Dataset rows for apps and sites
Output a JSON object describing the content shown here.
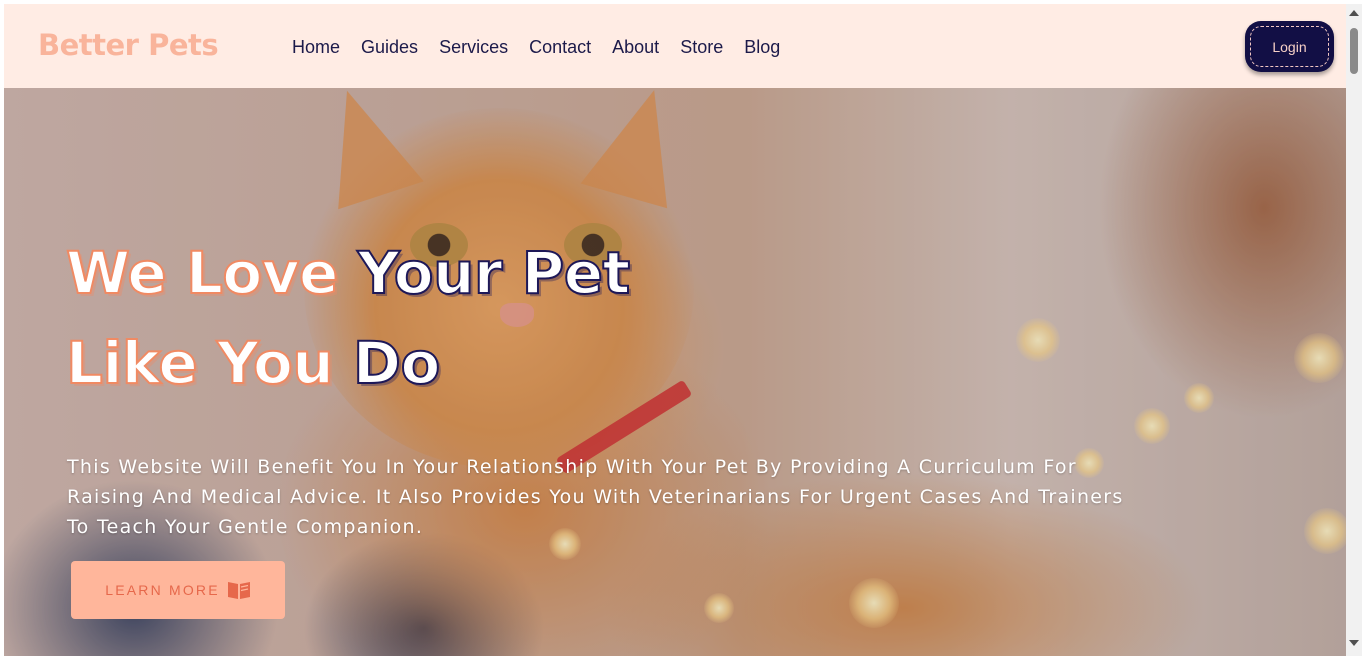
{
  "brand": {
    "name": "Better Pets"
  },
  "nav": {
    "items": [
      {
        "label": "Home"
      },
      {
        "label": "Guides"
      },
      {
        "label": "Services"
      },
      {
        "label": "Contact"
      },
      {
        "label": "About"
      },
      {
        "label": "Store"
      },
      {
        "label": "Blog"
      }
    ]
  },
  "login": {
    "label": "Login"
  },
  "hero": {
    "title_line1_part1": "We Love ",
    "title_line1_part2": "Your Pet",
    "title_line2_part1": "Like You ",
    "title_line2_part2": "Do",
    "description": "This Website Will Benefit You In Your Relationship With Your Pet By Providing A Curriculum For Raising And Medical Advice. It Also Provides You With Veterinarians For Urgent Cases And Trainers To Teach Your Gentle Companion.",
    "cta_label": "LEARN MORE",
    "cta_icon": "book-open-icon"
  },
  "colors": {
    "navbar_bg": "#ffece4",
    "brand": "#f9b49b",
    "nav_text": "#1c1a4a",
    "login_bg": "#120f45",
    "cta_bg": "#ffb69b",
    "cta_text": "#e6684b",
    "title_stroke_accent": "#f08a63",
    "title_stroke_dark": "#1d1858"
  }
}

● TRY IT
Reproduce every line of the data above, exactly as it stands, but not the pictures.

● ANSWER SPACE
Output a JSON object describing the content shown here.
{
  "brand": {
    "name": "Better Pets"
  },
  "nav": {
    "items": [
      {
        "label": "Home"
      },
      {
        "label": "Guides"
      },
      {
        "label": "Services"
      },
      {
        "label": "Contact"
      },
      {
        "label": "About"
      },
      {
        "label": "Store"
      },
      {
        "label": "Blog"
      }
    ]
  },
  "login": {
    "label": "Login"
  },
  "hero": {
    "title_line1_part1": "We Love ",
    "title_line1_part2": "Your Pet",
    "title_line2_part1": "Like You ",
    "title_line2_part2": "Do",
    "description": "This Website Will Benefit You In Your Relationship With Your Pet By Providing A Curriculum For Raising And Medical Advice. It Also Provides You With Veterinarians For Urgent Cases And Trainers To Teach Your Gentle Companion.",
    "cta_label": "LEARN MORE",
    "cta_icon": "book-open-icon"
  },
  "colors": {
    "navbar_bg": "#ffece4",
    "brand": "#f9b49b",
    "nav_text": "#1c1a4a",
    "login_bg": "#120f45",
    "cta_bg": "#ffb69b",
    "cta_text": "#e6684b",
    "title_stroke_accent": "#f08a63",
    "title_stroke_dark": "#1d1858"
  }
}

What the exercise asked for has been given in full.